• WHAT YOU SHOULD DO: Copy out each line of the material that includes the word "трафик".

• DATA TO PROCESS:

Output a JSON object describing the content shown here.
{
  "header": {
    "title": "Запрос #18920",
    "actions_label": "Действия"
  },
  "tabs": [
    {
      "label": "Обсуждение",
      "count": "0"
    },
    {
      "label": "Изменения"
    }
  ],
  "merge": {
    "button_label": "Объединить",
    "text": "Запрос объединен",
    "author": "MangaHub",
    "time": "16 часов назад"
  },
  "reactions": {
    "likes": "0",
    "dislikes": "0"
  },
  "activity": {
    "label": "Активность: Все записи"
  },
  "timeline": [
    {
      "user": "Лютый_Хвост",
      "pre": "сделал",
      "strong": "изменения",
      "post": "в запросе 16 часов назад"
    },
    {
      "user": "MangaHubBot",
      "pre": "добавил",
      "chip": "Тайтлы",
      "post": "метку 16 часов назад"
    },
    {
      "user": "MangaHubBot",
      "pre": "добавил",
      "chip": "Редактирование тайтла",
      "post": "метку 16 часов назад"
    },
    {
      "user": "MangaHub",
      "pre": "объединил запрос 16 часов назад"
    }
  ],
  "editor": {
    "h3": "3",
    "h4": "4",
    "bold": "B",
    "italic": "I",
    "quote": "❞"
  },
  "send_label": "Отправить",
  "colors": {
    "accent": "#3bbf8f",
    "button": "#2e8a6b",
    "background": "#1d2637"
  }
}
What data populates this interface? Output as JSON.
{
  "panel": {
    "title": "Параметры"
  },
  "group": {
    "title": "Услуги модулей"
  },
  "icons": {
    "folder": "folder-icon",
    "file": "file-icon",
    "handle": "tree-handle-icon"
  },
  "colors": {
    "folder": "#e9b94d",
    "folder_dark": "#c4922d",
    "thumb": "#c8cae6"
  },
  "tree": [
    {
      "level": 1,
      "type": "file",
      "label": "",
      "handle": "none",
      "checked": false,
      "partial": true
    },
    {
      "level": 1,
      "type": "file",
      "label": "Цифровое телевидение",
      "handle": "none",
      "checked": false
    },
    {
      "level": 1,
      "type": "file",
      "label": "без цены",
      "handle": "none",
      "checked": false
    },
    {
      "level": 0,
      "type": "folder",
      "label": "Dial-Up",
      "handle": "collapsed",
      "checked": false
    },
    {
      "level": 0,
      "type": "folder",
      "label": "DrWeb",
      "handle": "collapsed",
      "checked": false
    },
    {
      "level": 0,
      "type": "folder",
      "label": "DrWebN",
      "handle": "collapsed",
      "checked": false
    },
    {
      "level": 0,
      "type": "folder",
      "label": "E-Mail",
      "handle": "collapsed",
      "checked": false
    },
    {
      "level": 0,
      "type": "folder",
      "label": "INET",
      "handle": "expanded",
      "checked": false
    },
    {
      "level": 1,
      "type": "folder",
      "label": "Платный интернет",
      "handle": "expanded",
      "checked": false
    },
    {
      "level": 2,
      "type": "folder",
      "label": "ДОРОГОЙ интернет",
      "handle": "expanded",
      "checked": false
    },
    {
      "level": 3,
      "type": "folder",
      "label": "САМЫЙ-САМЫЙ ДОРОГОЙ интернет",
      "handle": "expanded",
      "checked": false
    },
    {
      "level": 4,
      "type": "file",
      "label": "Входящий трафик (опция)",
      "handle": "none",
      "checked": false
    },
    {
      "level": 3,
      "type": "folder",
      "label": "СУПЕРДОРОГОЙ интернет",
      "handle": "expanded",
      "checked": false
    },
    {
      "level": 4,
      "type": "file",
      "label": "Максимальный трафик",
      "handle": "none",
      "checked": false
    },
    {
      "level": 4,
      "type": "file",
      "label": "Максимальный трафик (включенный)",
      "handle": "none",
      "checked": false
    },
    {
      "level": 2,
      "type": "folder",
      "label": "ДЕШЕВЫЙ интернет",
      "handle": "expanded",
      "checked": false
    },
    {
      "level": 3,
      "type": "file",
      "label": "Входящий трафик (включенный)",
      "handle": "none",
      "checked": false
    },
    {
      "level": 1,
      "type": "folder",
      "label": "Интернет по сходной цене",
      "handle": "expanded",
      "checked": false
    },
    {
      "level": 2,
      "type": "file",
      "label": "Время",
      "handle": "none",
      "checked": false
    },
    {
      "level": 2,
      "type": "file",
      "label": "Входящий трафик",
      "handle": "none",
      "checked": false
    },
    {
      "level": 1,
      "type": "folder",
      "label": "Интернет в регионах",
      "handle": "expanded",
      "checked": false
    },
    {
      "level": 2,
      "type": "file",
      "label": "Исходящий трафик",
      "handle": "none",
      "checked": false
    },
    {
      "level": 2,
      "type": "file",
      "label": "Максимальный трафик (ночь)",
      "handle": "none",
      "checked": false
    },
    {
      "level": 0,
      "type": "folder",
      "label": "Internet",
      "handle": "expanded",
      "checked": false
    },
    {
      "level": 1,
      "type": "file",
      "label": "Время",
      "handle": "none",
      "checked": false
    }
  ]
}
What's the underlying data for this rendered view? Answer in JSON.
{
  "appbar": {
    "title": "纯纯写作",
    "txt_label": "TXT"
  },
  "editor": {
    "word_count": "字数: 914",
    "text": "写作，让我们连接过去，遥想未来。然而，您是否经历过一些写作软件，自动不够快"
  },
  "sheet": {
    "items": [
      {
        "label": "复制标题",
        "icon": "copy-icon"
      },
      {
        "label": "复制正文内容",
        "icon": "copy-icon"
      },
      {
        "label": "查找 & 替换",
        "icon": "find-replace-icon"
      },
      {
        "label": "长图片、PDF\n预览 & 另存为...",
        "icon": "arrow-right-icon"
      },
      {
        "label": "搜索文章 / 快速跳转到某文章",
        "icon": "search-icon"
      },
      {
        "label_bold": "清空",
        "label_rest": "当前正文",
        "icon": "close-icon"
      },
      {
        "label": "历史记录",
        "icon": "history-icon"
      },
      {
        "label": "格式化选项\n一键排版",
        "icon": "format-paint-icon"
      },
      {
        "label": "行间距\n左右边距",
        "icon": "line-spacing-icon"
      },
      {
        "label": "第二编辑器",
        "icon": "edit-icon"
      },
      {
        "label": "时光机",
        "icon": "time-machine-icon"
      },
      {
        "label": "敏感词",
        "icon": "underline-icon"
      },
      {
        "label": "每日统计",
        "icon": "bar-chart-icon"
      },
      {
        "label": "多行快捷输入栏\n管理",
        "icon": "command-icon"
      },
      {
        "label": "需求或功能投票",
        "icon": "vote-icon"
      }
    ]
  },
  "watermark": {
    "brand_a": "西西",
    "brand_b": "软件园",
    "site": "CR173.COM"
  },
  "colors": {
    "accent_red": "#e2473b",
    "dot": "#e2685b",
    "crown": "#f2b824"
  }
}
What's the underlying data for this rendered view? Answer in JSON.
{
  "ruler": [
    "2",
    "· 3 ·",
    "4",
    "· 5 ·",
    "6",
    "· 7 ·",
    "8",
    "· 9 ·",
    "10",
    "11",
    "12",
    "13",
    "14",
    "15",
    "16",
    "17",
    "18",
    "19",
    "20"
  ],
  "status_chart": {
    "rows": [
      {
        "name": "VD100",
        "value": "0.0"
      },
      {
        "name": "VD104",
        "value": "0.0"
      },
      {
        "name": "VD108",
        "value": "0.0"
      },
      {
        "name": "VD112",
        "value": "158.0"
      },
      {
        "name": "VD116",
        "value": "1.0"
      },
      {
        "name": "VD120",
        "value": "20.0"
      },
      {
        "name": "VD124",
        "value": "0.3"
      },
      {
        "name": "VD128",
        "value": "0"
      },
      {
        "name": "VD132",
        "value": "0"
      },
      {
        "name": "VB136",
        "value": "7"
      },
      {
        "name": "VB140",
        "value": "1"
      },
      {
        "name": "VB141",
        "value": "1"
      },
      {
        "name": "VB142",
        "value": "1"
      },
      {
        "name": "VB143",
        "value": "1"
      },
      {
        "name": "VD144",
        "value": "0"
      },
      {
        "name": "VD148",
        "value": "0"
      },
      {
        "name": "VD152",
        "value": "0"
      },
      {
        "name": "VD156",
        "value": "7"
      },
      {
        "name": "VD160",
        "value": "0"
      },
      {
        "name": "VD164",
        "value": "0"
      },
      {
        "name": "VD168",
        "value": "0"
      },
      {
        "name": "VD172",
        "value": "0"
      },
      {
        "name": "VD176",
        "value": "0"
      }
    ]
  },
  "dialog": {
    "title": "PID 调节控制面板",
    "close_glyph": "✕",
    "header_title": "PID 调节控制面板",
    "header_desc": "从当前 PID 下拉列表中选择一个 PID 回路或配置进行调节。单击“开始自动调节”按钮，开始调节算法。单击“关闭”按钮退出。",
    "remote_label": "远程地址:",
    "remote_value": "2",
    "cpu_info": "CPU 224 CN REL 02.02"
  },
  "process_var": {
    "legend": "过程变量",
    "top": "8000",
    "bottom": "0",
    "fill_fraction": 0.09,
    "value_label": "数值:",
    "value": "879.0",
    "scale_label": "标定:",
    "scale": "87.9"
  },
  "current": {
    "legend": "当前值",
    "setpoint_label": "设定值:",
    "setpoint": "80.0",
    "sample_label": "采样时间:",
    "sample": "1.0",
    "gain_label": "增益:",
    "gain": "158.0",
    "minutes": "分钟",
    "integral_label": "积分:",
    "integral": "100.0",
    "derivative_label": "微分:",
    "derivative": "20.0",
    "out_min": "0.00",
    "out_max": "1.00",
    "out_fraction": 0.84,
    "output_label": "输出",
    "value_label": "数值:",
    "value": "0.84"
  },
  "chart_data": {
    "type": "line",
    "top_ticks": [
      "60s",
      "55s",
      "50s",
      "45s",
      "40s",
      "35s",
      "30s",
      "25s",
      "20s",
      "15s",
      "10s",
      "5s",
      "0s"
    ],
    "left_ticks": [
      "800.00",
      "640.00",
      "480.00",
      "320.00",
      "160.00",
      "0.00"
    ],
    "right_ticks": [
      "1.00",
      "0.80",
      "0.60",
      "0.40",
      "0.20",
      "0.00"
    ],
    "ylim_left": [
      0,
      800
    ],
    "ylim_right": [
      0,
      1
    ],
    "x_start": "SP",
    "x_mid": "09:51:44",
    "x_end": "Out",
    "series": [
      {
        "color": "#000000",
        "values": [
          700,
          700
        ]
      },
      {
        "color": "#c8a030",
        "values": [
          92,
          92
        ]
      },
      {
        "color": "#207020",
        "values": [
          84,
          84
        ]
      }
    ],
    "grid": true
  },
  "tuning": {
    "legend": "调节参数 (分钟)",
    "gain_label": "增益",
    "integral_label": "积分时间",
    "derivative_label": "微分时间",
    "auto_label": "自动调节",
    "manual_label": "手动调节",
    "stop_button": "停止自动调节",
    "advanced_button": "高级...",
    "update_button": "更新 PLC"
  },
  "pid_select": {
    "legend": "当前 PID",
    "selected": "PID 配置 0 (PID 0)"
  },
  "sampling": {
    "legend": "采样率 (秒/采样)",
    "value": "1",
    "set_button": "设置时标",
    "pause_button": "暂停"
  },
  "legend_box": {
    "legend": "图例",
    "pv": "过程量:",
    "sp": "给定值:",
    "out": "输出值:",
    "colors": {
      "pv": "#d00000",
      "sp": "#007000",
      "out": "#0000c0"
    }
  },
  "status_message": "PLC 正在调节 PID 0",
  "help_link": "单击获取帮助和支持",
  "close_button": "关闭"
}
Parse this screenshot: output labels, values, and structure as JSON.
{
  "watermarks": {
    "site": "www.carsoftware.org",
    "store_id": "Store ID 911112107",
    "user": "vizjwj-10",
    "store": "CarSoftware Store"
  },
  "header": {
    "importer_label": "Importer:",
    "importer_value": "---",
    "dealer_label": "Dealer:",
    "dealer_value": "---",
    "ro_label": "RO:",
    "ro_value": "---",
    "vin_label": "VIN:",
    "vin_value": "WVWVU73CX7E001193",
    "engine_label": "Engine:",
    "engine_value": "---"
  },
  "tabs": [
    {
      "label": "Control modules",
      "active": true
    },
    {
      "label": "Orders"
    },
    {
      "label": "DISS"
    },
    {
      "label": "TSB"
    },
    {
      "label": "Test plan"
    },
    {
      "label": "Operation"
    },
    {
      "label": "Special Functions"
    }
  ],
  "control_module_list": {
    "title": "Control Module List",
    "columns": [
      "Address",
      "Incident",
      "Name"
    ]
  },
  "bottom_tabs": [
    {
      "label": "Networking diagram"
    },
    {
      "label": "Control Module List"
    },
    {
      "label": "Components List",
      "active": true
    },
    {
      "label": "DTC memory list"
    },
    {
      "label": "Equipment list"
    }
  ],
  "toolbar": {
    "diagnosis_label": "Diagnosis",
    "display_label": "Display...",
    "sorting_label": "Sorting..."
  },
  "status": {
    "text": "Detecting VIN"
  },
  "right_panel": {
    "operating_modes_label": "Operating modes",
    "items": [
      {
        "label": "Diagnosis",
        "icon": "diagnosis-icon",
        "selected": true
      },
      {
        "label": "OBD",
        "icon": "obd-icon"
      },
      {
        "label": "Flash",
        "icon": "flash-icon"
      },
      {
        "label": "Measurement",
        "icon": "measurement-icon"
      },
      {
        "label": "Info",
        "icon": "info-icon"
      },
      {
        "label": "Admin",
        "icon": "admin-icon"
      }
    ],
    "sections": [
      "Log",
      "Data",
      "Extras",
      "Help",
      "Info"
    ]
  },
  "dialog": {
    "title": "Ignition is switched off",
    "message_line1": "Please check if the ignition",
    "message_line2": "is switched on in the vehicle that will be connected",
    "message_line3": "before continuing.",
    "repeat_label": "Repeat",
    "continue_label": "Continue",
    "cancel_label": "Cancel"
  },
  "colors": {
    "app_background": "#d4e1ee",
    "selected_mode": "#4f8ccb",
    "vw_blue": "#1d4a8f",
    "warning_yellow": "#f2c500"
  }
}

• ANSWER BOX:
      "label": "Входящий трафик (опция)",
      "label": "Максимальный трафик",
      "label": "Максимальный трафик (включенный)",
      "label": "Входящий трафик (включенный)",
      "label": "Входящий трафик",
      "label": "Исходящий трафик",
      "label": "Максимальный трафик (ночь)",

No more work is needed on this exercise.